- **Description of the task**
Show all lines of the entries in which the word "content" is found.
START Supplied entries
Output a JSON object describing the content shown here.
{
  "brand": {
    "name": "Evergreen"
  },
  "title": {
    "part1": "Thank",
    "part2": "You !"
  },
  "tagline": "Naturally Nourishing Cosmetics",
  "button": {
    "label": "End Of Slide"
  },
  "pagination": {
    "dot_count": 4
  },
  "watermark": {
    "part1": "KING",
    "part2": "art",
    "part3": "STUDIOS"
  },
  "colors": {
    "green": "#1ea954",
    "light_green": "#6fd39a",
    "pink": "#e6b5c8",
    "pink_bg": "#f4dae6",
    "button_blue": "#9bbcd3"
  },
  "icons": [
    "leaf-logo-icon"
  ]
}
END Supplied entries
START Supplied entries
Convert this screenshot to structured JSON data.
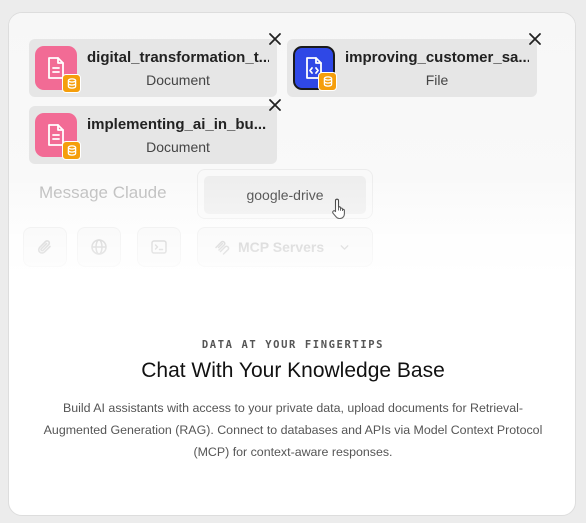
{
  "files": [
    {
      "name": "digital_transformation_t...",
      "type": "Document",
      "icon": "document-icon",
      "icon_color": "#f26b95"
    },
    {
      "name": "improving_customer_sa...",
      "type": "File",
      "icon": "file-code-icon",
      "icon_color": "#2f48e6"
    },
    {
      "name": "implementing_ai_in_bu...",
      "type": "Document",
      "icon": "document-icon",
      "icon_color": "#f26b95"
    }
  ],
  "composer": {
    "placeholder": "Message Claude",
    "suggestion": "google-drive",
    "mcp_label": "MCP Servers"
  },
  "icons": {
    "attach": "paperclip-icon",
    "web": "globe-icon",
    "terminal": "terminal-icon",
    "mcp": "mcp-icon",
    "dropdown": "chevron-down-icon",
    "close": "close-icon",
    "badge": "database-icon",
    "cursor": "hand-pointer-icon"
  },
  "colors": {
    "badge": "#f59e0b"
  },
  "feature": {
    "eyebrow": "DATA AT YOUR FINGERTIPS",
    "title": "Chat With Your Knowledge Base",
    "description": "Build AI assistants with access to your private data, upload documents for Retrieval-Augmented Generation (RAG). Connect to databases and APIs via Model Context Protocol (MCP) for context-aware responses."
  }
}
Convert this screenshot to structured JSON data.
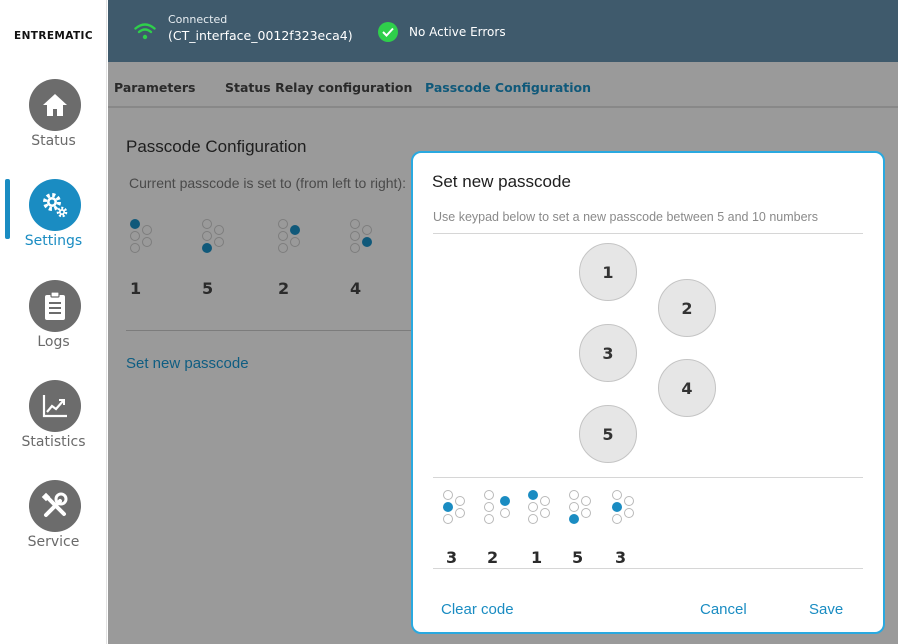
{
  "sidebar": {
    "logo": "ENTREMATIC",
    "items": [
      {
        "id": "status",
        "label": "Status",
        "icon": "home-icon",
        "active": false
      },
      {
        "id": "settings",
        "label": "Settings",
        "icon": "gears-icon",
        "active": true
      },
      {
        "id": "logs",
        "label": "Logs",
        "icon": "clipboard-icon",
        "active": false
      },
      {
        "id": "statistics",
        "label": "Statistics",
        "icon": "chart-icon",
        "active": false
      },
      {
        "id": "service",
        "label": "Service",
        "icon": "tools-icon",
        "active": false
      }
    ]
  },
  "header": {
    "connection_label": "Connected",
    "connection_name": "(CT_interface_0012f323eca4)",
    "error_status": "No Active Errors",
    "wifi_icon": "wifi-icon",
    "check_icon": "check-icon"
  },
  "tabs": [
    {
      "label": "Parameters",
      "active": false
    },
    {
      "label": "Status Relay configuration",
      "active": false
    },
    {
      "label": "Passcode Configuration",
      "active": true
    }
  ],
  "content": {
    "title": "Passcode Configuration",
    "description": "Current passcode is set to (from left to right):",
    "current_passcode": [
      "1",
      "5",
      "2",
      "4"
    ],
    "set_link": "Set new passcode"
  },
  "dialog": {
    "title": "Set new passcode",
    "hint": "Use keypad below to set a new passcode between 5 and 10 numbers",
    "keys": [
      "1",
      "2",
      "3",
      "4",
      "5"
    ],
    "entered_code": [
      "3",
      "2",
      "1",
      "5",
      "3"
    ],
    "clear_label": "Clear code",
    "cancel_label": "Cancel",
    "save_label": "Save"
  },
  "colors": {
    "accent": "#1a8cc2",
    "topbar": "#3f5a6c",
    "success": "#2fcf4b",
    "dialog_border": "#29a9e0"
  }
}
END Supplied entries
- **Response box**
Output a JSON object describing the content shown here.
  "content": {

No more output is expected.